Inside The New York Botanical Garden

The Kinks Play Giverny

Posted in Monet's Garden on June 21 2012, by Matt Newman

Is there a rock star hiding in our Water Lily Pool?

What does the British Invasion of the ’60s have to do with the NYBG‘s Water Lily Pool? Well, some of our visitors think there might be a connection there, but the validity of the link has proven elusive. So, in looking at the water lilies now growing in the outdoor pond–many of them breeds championed by Monet at Giverny–I’m here to set the record straight. Come rock, roll, or high water.

If you spend a few minutes perusing the signage around the water lilies in our pool, you’ll doubtless run into the culprit at the center of the stir. Many of the cultivar names in the collection lean toward Latinized or Asian-inspired nomenclature, but not this one. Even with its flowers yet to bloom, there’s more than one visitor to Monet’s Garden who’s thrown a double take at Nymphaea ‘Ray Davies’.

Since the cultivar found its place in the pond, Twitter has been lit with anxious audiophiles wondering where the lily found its name. Wes Anderson fans will know the moniker from the soundtracks of movies like Rushmore or The Darjeeling Limited. Baby boomers might be quicker on the draw: Ray Davies is (or, I should say, was) the lead singer of perennial rock monolith The Kinks. Still drawing a blank? Think “Lola” (just like cherry cola).

“But Monet died in 1926!” the art-savvy say to themselves. “So what could a rock icon possibly have to do with the father of Impressionism?” Stick with me here; we’re stepping back to the 19th century.

J.B. Latour-Marliac

Claude Monet was still renting the house at Giverny when a chance encounter during the 1889 World’s Fair in Paris rerouted his focus. It was there, among marvels exhibited from around the globe, that the artist first saw Joseph Bory Latour-Marliac’s captivating water lilies; not only were they hardy and luxuriant, but they weren’t white. They skipped across the spectrum in sprightly yellows, pinks, and deep reds, something never before seen in European water lilies. Latour-Marliac‘s creations hybridized local species with North American and Asian varieties, producing striking cultivars through a process played close to the chest even today. Monet, aesthete that he was, had to have them.

The artist purchased Giverny soon after his revelation, and by 1894 he had constructed a pond of his own, a blank canvas ready for planting. Latour-Marliac’s nursery received its inaugural order from Monet that same year. Nymphaea of every color (even a Floridian variety) made up the checklist, accompanied by water chestnuts, wild rice, and a rich selection of lotus varieties among others. In fact, if not for the lotus plants’ failure to thrive in Giverny, Monet’s latter-day oeuvre may have looked a far cry different from what we see today. Ultimately, it was this long-running partnership between artist and horticulturist that laid ground for the water lily murals that would define Monet’s career.

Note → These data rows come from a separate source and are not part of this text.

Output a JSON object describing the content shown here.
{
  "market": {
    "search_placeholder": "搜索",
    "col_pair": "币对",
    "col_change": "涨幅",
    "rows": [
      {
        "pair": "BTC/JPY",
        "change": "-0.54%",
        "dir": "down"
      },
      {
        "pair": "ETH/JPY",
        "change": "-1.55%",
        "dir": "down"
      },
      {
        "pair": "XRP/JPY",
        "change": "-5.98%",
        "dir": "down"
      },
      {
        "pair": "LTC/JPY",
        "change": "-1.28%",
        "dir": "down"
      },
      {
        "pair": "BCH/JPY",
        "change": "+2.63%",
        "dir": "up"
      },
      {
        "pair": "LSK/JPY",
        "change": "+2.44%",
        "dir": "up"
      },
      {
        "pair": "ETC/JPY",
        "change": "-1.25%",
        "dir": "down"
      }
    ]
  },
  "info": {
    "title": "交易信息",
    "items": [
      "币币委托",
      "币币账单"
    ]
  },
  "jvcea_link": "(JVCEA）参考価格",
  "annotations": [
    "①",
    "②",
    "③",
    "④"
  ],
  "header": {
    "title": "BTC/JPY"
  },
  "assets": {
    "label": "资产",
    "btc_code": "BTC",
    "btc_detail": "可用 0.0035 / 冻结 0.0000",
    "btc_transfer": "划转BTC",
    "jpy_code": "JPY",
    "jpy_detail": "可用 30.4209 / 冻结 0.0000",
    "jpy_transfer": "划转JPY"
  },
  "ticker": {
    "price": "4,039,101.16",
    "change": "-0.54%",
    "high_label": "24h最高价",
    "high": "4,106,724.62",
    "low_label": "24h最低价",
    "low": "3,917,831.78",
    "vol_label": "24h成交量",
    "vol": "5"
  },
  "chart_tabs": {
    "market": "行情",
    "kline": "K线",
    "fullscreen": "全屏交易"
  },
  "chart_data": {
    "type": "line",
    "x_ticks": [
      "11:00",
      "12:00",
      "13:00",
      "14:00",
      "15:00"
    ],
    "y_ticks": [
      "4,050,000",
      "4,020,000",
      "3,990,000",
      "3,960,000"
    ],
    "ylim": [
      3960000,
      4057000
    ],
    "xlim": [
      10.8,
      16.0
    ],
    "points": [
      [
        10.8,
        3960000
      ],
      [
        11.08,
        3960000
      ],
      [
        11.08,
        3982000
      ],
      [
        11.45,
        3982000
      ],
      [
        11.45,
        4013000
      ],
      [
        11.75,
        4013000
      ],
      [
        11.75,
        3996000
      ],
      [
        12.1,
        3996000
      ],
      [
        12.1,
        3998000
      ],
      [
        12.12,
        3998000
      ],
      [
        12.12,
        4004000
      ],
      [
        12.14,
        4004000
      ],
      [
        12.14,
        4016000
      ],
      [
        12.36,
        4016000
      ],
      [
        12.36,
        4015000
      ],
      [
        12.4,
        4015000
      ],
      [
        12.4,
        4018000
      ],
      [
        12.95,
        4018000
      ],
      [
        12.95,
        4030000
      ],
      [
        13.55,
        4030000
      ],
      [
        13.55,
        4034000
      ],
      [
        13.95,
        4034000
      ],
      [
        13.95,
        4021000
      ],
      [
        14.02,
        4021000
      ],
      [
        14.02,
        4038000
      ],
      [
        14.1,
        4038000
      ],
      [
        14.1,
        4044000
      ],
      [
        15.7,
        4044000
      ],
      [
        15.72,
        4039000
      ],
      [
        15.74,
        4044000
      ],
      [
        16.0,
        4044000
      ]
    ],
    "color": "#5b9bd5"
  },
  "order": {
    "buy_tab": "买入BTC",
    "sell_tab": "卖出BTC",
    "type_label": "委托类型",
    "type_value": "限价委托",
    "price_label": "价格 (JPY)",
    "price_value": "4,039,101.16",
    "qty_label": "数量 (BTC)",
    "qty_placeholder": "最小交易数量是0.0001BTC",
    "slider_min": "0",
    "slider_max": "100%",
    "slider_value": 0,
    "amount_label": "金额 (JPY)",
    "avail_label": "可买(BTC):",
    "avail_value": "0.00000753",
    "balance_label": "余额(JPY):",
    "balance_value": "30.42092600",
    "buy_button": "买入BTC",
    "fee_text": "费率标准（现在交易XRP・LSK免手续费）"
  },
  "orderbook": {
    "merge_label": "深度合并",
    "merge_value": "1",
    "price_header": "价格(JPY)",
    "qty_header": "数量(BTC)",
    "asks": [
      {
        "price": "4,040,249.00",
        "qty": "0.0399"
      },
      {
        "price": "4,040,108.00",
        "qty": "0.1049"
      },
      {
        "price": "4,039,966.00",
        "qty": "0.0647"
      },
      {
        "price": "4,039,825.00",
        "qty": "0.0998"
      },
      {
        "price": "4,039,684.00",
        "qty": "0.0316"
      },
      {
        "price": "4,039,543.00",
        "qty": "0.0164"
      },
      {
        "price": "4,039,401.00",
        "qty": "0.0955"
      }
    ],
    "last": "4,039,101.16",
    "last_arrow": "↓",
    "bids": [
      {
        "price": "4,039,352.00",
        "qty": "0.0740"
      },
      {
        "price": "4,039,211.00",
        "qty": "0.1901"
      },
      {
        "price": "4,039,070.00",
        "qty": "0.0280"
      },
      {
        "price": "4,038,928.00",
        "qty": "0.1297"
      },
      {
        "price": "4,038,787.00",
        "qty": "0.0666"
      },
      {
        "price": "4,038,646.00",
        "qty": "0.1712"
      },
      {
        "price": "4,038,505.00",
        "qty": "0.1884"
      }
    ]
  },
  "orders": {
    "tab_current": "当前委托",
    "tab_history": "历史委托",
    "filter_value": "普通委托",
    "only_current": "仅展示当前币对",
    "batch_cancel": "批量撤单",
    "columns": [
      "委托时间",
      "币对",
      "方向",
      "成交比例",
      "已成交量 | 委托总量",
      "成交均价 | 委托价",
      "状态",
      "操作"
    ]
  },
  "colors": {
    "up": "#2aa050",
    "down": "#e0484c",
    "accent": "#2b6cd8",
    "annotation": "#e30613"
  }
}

Still, what does this have to do with The Kinks? Well, Latour-Marliac passed away, and so too did Monet. Both the Garden and the nursery continued on as the legacies of their respective artists. And decades later, in 1964, two men sharing the name of Ray Davies were beginning their own legacies across the British channel.

‘Ray Davies’ is keeping a low profile until his blooms open later in summer.

The Ray Davies of stage fame had just found success in The Kinks’ first recognizable hit, “All Day and All of the Night,” joining the British Invasion to make a name as a cult wunderkind in the shadow of groups like The Beatles and The Who. Around that same time, in a shed a few counties away, another Ray Davies was sketching plans for an entirely different creative opus. His Stapeley Water Gardens would go on to become a thriving botanical attraction for over a million visitors a year. It was this Ray Davies, Britain’s water lily guru, that became steward to the Latour-Marliac nursery in 1991, carrying out a massive restoration to return it to its former eminence. And it’s this Ray Davies to whom the NYBG’s visiting water lily owes its name.

Since then, the Stapeley Water Gardens have closed their gates, the Latour-Marliac nursery has changed hands, and The Kinks have broken up. But even if there’s no direct link through time between Monet and the Rock & Roll hall-of-famer, I suspect the painter would have been tickled over this case of mistaken identity. After all, the water lilies were his rock stars.

Oh, and did I mention that today, June 21, is Ray Davies’ 68th birthday? The rock star, that is. If that’s not synchronicity, then the word should be stricken from the dictionary.

Latour-Marliac portrait courtesy of


Candace said:

I quite like reading a post that can make men and women think.
Also, thanks for allowing me to comment!